Scan the following material for the string "rank" and copy each line in which it appears.

◆ Input for this task
┄┄┄┄┄┄┄┄┄┄
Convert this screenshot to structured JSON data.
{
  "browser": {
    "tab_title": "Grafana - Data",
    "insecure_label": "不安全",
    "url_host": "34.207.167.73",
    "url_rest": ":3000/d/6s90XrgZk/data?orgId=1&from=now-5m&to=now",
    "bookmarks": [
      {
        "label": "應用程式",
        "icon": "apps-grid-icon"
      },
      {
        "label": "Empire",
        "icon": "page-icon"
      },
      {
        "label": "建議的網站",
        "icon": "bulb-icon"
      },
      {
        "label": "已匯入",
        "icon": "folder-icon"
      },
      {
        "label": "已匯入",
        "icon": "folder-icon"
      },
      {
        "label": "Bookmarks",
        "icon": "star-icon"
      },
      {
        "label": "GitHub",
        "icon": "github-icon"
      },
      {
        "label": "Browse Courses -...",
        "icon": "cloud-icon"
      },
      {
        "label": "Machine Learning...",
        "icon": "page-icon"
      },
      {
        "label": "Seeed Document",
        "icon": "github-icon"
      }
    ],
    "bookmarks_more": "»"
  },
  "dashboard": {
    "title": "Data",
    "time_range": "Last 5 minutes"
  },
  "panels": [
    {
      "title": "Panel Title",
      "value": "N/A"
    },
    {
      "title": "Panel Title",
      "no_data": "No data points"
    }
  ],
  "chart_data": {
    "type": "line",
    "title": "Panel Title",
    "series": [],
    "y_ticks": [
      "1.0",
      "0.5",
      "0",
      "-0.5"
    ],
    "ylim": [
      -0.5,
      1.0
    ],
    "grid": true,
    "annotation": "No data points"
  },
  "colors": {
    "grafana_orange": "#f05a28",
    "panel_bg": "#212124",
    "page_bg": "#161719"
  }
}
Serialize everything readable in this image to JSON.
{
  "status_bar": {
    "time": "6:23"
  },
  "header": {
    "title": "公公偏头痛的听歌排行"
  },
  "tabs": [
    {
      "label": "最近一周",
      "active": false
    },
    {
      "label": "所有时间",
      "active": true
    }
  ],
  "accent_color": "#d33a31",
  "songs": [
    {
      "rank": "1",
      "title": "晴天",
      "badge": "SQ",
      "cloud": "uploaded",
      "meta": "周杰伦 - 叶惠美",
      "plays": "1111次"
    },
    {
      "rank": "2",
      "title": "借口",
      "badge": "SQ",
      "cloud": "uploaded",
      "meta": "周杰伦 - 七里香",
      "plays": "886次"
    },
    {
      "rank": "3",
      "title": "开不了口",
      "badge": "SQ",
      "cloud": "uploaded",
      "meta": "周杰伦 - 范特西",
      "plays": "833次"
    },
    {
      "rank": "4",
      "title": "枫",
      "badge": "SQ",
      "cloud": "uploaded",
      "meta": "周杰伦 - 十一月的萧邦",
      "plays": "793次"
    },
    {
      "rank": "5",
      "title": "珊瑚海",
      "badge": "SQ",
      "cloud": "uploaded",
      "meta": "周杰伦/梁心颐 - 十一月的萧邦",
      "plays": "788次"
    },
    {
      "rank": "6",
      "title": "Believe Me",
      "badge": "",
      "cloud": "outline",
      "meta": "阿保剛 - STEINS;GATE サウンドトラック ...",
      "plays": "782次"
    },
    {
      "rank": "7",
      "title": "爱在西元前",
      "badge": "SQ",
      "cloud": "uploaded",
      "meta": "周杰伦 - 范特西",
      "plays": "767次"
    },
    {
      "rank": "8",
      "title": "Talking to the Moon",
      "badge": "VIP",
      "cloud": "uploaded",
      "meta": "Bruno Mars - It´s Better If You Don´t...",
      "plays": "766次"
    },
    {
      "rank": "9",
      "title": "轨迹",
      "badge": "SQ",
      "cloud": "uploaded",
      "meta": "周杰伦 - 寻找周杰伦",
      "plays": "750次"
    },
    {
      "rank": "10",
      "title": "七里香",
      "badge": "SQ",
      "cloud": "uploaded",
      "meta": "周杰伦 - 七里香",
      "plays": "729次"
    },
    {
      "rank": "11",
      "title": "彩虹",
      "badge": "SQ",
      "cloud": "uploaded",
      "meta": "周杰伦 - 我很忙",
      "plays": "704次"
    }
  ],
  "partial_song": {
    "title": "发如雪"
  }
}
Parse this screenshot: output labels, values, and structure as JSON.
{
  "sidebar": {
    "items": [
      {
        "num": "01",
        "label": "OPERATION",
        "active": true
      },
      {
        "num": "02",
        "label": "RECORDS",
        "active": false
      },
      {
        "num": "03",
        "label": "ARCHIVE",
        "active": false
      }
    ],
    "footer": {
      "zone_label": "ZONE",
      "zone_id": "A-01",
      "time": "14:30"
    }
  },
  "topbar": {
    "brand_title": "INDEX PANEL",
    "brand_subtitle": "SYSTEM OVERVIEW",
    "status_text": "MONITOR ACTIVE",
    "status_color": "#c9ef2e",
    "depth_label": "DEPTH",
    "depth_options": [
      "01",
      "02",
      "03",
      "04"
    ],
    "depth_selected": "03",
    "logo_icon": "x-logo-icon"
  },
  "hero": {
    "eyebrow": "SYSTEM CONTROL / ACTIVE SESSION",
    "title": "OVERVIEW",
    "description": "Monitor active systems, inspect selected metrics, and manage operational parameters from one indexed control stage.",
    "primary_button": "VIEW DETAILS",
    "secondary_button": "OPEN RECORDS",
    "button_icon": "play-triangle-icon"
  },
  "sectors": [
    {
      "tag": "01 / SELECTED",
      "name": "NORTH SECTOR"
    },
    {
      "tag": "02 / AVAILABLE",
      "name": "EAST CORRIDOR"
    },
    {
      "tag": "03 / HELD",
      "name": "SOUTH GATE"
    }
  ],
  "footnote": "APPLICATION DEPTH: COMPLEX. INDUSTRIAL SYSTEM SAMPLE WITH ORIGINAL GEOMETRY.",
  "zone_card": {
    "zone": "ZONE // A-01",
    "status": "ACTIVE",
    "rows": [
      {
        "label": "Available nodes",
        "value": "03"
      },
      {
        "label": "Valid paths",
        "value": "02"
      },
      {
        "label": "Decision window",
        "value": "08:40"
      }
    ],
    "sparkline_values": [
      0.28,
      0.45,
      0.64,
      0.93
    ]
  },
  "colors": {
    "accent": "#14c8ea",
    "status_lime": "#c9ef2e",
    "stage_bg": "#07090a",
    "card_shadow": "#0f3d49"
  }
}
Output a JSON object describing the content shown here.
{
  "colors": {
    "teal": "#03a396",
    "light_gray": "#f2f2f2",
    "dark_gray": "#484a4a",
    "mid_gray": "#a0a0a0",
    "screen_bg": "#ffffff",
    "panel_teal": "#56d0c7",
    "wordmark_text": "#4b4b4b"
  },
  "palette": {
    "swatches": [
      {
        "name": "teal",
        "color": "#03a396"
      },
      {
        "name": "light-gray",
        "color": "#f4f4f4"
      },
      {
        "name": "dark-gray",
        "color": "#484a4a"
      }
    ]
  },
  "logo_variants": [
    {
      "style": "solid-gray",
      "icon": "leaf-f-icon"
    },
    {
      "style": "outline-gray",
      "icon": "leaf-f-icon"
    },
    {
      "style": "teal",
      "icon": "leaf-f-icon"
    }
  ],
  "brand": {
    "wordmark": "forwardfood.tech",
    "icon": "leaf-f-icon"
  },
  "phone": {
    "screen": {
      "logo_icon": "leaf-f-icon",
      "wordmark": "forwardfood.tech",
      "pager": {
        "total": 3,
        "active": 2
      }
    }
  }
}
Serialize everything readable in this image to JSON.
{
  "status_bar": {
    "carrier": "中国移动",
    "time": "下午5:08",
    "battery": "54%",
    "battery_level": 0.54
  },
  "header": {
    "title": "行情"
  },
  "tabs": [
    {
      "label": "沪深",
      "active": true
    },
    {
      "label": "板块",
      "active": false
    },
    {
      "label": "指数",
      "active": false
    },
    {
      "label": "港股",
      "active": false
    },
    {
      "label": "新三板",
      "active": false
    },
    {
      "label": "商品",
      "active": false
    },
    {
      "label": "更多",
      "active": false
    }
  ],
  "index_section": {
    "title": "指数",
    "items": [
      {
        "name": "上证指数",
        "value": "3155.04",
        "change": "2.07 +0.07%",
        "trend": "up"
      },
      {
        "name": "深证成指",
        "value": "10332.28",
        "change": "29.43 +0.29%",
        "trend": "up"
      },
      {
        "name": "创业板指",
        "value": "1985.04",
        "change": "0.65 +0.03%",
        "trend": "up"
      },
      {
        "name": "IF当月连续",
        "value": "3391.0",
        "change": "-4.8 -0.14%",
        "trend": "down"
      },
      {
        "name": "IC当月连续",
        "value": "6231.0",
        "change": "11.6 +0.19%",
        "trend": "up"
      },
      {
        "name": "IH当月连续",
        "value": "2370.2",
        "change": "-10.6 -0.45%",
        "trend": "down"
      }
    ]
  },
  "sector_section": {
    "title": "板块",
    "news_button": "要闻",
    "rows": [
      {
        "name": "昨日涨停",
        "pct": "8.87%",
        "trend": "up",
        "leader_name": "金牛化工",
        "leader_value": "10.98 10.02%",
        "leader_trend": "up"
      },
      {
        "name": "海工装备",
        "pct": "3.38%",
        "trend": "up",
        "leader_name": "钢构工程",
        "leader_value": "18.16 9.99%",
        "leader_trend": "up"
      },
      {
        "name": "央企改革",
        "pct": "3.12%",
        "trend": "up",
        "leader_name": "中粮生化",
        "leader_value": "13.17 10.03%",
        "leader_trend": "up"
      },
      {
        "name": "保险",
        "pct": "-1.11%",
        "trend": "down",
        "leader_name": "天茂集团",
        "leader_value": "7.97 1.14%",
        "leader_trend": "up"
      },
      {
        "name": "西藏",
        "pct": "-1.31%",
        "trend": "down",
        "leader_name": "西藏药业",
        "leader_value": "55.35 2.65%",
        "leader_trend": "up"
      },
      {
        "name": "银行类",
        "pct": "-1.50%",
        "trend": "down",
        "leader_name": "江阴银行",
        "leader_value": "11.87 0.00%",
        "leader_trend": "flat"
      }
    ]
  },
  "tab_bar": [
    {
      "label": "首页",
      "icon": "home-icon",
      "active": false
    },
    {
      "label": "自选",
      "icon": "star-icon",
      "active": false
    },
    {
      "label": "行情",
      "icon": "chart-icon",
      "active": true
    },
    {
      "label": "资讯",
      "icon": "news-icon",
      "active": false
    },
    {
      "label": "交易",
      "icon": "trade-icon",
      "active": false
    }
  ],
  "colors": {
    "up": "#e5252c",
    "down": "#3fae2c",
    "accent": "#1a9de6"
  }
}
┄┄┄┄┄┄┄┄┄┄
◆ Task output
      "rank": "1",
      "rank": "2",
      "rank": "3",
      "rank": "4",
      "rank": "5",
      "rank": "6",
      "rank": "7",
      "rank": "8",
      "rank": "9",
      "rank": "10",
      "rank": "11",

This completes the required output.